Do people really want TV on their cell phones? The demand might not be there yet, but manufacturers and carriers are working hard on delivering TV to handsets despite the small screen. Telegent Systems' TLG1100 and TLG1130 single-chip TV receivers should make that happen a lot faster.
There are two methods for bringing TV to cell phones. The first uses the existing cell-phone network to deliver Internet Protocol TV (IPTV). Available now from carriers like Verizon, it consists of short clips and show segments. The second method broadcasts TV directly to the cell phone, bypassing the cell network. It's probably the better format, since it won't burden the networks if cell-phone TV gets popular.
Several companies already are lining up to build broadcast towers. Qualcomm's MediaFLO spinoff is sanctioned by both AT&T and Verizon, while Crown Castle's Modeo is looking for a home. To receive such signals, the cell phone needs a separate TV receiver chip, which several semiconductor companies currently offer.
Unlike those chips, the TLG1100 and TLG1130 can receive standard NTSC and PAL analog TV in the 48- to 800-MHz range. So, cell-phone users won't have to wait for the new digital TV services or subscribe to current packages to get TV right now. It also includes a worldwide FM receiver (see the figure).
At the heart of the chip is Telegent's patented SureTrak technology. This DSP method provides superior video reception and increased sensitivity while consuming a total of 250 mW—a necessity for cell phones. SureTrak's multipath and Doppler compensation algorithms help preserve video quality in a fast-moving mobile environment, and they have been proven to be robust at speeds in excess of 265 mph.
The chip works with the cell phone's baseband processor, LCD display, and audio system. Telegent's CTO Sam Sheng says that the company also has some solutions to the need for a long antenna at the lower VHF frequencies, which has plagued handheld TV sales for decades.
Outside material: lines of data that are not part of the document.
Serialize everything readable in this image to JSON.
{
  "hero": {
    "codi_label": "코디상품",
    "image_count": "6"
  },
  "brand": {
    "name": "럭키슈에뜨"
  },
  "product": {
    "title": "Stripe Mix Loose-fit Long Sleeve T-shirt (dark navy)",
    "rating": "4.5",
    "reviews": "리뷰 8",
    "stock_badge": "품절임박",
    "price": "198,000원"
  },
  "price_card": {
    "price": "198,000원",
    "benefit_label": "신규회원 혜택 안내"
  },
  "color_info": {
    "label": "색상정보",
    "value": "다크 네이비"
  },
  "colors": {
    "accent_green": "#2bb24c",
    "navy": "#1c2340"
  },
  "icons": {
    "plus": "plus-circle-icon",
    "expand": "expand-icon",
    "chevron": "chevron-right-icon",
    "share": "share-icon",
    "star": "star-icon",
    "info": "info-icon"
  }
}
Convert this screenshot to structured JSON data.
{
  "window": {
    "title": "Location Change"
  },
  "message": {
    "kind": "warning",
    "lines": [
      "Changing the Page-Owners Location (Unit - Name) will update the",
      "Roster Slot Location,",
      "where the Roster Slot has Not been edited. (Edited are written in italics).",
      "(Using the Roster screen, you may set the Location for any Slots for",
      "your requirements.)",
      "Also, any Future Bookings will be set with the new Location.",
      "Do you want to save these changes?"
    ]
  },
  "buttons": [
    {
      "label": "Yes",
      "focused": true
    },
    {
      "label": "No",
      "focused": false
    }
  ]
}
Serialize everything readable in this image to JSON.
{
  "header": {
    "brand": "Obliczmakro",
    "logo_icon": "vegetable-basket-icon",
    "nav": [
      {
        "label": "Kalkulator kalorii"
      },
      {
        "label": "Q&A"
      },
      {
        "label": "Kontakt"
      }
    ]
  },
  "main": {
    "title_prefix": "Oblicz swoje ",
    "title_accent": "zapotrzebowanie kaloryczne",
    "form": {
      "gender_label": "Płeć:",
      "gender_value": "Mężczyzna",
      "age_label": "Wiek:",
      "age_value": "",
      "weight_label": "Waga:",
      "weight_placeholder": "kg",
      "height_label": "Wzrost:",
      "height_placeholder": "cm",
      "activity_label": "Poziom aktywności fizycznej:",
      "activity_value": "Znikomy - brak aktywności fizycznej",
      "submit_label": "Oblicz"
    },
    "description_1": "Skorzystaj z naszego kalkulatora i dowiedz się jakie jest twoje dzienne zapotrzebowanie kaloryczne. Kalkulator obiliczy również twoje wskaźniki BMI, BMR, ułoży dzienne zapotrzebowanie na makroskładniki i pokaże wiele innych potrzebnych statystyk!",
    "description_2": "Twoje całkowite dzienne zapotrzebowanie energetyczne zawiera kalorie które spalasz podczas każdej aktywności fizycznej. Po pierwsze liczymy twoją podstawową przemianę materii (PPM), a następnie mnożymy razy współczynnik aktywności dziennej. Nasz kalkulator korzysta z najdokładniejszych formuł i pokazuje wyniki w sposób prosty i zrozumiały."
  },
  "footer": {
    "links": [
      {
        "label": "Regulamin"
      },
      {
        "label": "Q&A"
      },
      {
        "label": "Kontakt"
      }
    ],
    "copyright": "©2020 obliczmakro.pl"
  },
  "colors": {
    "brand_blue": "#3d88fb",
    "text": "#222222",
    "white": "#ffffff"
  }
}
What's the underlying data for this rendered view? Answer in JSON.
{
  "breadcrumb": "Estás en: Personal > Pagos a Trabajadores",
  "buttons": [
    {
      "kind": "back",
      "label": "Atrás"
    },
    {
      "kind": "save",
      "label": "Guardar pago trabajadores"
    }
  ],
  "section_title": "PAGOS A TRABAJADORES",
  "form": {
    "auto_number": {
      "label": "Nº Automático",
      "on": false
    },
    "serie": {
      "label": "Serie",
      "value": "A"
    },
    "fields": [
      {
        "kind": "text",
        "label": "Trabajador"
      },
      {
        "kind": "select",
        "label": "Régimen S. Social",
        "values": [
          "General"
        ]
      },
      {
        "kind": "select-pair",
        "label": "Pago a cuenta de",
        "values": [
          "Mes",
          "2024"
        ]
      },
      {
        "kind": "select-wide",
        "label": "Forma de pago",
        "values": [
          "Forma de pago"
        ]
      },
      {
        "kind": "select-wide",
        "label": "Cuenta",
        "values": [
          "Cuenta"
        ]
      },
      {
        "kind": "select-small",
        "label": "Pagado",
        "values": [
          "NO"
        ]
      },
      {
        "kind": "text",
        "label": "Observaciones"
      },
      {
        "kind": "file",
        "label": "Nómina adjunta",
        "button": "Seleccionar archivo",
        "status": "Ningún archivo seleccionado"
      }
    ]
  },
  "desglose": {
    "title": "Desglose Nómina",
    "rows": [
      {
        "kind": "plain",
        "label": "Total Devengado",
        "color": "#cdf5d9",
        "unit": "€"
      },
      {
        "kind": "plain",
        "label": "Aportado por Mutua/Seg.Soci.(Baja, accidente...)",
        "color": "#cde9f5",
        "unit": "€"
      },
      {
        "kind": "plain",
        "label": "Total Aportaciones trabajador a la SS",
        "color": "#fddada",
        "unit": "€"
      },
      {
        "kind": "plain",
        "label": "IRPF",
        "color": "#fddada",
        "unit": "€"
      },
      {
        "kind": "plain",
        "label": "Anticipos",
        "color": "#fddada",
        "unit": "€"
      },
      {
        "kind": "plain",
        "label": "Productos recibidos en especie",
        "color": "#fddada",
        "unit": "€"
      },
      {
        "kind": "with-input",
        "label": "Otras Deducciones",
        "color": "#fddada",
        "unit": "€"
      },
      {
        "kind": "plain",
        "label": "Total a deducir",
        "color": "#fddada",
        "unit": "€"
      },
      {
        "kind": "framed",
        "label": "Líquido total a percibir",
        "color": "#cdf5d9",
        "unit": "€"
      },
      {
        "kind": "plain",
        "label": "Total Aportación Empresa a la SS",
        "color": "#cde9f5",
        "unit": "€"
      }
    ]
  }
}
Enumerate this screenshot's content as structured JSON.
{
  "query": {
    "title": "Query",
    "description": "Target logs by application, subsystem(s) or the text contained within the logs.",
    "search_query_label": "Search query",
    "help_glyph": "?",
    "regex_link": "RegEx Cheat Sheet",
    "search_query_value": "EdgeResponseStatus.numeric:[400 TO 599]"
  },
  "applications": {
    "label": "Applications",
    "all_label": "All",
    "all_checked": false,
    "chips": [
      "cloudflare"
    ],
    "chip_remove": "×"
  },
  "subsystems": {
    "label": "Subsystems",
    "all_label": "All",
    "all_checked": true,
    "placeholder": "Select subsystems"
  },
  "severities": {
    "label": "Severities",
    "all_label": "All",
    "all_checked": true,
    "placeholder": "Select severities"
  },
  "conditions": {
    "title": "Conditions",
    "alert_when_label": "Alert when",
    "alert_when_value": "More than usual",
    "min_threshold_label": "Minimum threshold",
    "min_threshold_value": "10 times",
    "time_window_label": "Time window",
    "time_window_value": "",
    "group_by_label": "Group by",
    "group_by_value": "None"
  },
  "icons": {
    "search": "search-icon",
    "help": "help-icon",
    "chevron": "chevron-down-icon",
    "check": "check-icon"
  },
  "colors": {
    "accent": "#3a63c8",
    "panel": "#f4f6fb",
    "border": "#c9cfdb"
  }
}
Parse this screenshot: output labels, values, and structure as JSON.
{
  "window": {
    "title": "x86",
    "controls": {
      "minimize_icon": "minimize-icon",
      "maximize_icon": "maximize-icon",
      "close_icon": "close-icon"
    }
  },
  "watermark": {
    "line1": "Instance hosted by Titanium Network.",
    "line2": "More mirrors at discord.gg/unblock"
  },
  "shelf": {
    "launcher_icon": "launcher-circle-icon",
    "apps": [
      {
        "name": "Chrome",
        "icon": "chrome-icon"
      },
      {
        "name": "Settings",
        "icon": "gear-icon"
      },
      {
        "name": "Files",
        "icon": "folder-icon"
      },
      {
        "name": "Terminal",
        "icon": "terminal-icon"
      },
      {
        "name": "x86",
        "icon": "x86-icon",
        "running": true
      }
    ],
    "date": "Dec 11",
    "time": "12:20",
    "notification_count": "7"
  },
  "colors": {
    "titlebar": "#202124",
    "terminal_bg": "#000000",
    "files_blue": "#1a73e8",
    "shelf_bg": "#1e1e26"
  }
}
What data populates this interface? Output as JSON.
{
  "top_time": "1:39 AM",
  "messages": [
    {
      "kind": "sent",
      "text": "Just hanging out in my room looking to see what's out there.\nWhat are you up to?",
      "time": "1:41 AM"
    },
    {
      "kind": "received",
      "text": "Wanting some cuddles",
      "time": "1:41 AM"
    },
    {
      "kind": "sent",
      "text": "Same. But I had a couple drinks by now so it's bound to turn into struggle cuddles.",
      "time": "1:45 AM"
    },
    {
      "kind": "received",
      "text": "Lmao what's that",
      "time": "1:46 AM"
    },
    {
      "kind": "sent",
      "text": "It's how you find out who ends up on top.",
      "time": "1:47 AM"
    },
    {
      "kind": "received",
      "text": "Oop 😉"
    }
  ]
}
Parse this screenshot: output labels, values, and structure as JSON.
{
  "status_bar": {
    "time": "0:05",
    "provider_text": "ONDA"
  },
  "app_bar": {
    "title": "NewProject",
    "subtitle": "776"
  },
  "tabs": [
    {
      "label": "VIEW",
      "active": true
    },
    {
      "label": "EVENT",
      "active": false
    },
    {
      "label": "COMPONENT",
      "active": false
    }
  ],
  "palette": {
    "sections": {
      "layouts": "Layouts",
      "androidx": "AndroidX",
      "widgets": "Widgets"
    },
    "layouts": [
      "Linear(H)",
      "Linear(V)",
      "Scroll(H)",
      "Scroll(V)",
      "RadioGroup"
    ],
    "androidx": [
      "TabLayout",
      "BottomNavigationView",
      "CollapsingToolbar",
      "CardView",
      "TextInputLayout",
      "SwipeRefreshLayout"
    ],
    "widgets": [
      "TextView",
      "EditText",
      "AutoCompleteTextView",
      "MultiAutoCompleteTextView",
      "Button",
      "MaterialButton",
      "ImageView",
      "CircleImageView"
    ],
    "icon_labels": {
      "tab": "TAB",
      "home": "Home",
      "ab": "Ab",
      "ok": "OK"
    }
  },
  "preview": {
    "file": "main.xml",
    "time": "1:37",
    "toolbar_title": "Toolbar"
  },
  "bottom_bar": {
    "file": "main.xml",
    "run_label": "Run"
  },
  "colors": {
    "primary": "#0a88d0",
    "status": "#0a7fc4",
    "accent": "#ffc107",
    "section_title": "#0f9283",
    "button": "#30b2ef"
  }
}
The hybrid TLG1130 supports analog and digital TV, including NTSC and PAL as well as the ITU digital video standards DVB-T and DVB-H. Digital Video Broadcast is the digital TV standard in Europe, with the terrestrial (T) version for fixed home TV and the handset (H) version for cell phones and other mobile TV devices. DVB-H is the standard of choice of the Modeo system, which is undergoing tests in New York City but has not yet been widely adopted. Future versions of the Telegent chips are expected to support other video standards such as those in Japan and Korea.
The TLG1100 is already shipping in Asia and being used in Chinese cell phones. The TLG1130 is sampling now with production later this year.